After two decades in which opioid overdoses claimed more than 400,000 lives in the U.S., two universities have launched an online archive to store documents generated by the many lawsuits filed against drug companies for their role in creating the unprecedented societal crisis.
The goal of the Opioid Industry Documents Archive is to provide transparency into the strategies that were pursued by companies to increase sales of the painkillers — which led to countless cases of opioid use disorder, overdoses, and deaths — in order to prevent a similar episode from occurring again.
“All too often, the general public never gets the benefit from seeing and learning from litigation that takes place behind closed doors,” explained Caleb Alexander, a professor of epidemiology and medicine at the Johns Hopkins Bloomberg School of Public Health and founding director of its Center for Drug Safety and Effectiveness, which will help manage the archive.
“This is not just a typical case. The opioid litigation is a matter that has affected generations of Americans. I think especially for those who lost loved ones or developed opioid addiction, it’s vitally important that these documents see the light of day. Understanding the genesis of the epidemic can help to ensure history doesn’t repeat itself,” Alexander added.
The archive will eventually store documents from lawsuits filed in state and federal courts around the U.S. These include emails, memos, presentations, sales reports, budgets, audit reports, Drug Enforcement Administration briefings, meeting agendas and minutes, expert witness reports, and depositions of drug company executives.
The lawsuits – many of which were filed by state, city, county, and tribal governments – alleged that the opioid makers downplayed the addictive risks of their painkillers, while also encouraging overprescribing by physicians. Pharmaceutical wholesalers and retailers, meanwhile, were accused of failing to monitor shipments or overlooking unsafe usage.
Between 1999 to 2018, more than 400,000 people in the U.S. died of an overdose involving opioids, including prescription and illicit opioids, according to federal data. And the crisis cost more than $2.5 trillion between 2015 and 2018, according to the most recent analysis by the White House Council of Economic Advisers.
“I believe in the idea that being forewarned is forearmed,” said Minnesota Attorney General Keith Ellison, who has filed lawsuits against numerous companies. “We’re going to have be vigilant and hold people accountable. Making sure the information is available to journalist and scholars so they can tell the true story makes a big difference.”
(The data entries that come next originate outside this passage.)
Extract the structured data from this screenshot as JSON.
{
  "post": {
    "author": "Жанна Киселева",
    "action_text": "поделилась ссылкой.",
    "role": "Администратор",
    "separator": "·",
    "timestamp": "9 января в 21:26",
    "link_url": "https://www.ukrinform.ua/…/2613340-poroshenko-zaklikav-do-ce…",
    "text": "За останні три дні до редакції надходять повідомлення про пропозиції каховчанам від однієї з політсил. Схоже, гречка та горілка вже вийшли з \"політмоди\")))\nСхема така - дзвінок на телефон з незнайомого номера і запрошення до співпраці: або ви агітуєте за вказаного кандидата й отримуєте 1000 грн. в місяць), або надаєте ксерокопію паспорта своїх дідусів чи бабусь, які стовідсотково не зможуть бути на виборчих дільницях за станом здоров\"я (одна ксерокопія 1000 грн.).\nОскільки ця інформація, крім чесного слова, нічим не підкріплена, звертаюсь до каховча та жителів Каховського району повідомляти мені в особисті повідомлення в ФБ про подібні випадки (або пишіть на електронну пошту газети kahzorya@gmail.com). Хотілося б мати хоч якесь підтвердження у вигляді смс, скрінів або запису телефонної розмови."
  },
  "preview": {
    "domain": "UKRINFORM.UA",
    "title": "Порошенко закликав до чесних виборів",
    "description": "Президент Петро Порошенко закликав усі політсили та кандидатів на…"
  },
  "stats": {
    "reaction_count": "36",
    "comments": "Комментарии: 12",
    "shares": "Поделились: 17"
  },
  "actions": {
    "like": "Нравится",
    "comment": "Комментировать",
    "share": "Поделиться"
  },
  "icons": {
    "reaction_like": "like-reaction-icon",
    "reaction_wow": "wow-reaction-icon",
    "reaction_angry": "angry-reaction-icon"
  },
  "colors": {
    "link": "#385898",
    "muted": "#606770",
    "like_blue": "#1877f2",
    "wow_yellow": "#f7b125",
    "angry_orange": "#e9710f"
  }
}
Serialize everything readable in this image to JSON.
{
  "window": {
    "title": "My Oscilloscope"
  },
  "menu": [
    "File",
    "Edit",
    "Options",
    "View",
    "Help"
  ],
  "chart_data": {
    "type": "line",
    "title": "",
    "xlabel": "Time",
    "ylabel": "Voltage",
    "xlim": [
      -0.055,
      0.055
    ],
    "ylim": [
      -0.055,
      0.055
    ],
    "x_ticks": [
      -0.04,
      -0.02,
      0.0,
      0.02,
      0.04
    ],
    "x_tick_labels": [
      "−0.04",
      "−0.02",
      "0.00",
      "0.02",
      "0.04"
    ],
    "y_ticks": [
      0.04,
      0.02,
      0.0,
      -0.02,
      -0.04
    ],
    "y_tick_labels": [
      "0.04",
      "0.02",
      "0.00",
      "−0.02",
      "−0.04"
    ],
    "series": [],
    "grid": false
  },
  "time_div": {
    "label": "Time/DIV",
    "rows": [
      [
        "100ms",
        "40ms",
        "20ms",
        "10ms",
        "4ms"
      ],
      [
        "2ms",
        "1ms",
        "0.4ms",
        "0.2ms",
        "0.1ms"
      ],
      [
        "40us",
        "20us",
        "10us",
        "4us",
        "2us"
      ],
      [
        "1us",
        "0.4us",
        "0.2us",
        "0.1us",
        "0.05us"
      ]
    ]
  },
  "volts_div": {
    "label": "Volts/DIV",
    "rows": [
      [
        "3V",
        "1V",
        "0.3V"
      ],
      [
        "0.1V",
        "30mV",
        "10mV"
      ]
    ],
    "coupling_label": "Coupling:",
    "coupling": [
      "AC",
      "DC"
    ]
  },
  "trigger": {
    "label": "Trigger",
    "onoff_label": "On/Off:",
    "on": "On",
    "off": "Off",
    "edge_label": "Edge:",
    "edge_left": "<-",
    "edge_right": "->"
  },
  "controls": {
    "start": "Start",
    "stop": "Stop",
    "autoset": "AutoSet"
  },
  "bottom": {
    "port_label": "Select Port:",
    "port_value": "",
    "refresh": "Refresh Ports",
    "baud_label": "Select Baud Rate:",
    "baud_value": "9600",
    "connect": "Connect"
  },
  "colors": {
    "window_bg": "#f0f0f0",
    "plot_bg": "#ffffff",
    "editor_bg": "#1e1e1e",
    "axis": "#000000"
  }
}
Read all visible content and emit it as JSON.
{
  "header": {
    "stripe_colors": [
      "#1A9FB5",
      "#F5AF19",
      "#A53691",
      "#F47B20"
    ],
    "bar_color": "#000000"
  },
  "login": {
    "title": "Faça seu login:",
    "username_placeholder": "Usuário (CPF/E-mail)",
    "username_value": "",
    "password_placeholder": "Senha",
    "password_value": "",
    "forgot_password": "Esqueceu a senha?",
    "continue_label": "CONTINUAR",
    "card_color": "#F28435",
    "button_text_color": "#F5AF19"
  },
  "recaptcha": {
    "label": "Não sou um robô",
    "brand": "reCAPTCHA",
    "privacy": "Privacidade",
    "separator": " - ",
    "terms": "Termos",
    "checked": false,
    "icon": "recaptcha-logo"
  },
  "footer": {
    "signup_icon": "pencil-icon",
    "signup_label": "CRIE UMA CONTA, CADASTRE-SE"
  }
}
The repository will be accessible on a website called Drug Industry Documents, which gathers materials from lawsuits and investigations in order to illustrate how the pharmaceutical industry influences public health. Other archives on the site, which is managed by the University of California, San Francisco, include documents generated by lawsuits over the Vioxx painkiller and the Paxil antidepressant, as well as a U.S. Senate probe into payments made by drug makers to doctors.
The archive currently contains 3,300 documents totaling more than 131,000 pages in six collections generated by opioid litigation. The launch coincides with efforts by the University of California, San Francisco, and Johns Hopkins to house more than 250,000 documents produced by Insys during bankruptcy proceedings following opioid litigation.
It will also house documents pertaining to Purdue Pharma, which marketed the OxyContin painkiller, according to Alexander. A bankruptcy plan filed last week by the company indicated a repository will be created as part of any settlement, although final arrangements have not yet been agreed upon with creditors.